Data under study >>
------------------------------------------------------------
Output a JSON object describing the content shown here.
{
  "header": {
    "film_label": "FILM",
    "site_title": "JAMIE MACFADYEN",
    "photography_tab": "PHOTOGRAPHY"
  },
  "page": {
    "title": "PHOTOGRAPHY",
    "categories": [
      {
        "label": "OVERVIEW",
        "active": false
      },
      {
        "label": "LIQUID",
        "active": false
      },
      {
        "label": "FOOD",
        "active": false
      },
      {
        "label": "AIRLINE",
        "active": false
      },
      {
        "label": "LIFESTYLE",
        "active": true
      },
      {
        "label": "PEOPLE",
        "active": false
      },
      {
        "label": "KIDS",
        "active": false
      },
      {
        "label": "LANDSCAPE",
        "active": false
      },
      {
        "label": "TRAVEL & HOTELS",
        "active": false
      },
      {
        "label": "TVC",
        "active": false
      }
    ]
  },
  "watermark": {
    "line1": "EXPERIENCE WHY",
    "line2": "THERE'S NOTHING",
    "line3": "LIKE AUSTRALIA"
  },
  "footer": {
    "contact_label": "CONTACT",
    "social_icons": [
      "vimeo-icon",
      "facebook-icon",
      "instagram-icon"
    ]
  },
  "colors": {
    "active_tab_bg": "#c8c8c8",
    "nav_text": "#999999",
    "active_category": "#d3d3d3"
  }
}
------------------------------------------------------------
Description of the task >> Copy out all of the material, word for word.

Solution for this problem >>
Output a JSON object describing the content shown here.
{
  "header": {
    "film_label": "FILM",
    "site_title": "JAMIE MACFADYEN",
    "photography_tab": "PHOTOGRAPHY"
  },
  "page": {
    "title": "PHOTOGRAPHY",
    "categories": [
      {
        "label": "OVERVIEW",
        "active": false
      },
      {
        "label": "LIQUID",
        "active": false
      },
      {
        "label": "FOOD",
        "active": false
      },
      {
        "label": "AIRLINE",
        "active": false
      },
      {
        "label": "LIFESTYLE",
        "active": true
      },
      {
        "label": "PEOPLE",
        "active": false
      },
      {
        "label": "KIDS",
        "active": false
      },
      {
        "label": "LANDSCAPE",
        "active": false
      },
      {
        "label": "TRAVEL & HOTELS",
        "active": false
      },
      {
        "label": "TVC",
        "active": false
      }
    ]
  },
  "watermark": {
    "line1": "EXPERIENCE WHY",
    "line2": "THERE'S NOTHING",
    "line3": "LIKE AUSTRALIA"
  },
  "footer": {
    "contact_label": "CONTACT",
    "social_icons": [
      "vimeo-icon",
      "facebook-icon",
      "instagram-icon"
    ]
  },
  "colors": {
    "active_tab_bg": "#c8c8c8",
    "nav_text": "#999999",
    "active_category": "#d3d3d3"
  }
}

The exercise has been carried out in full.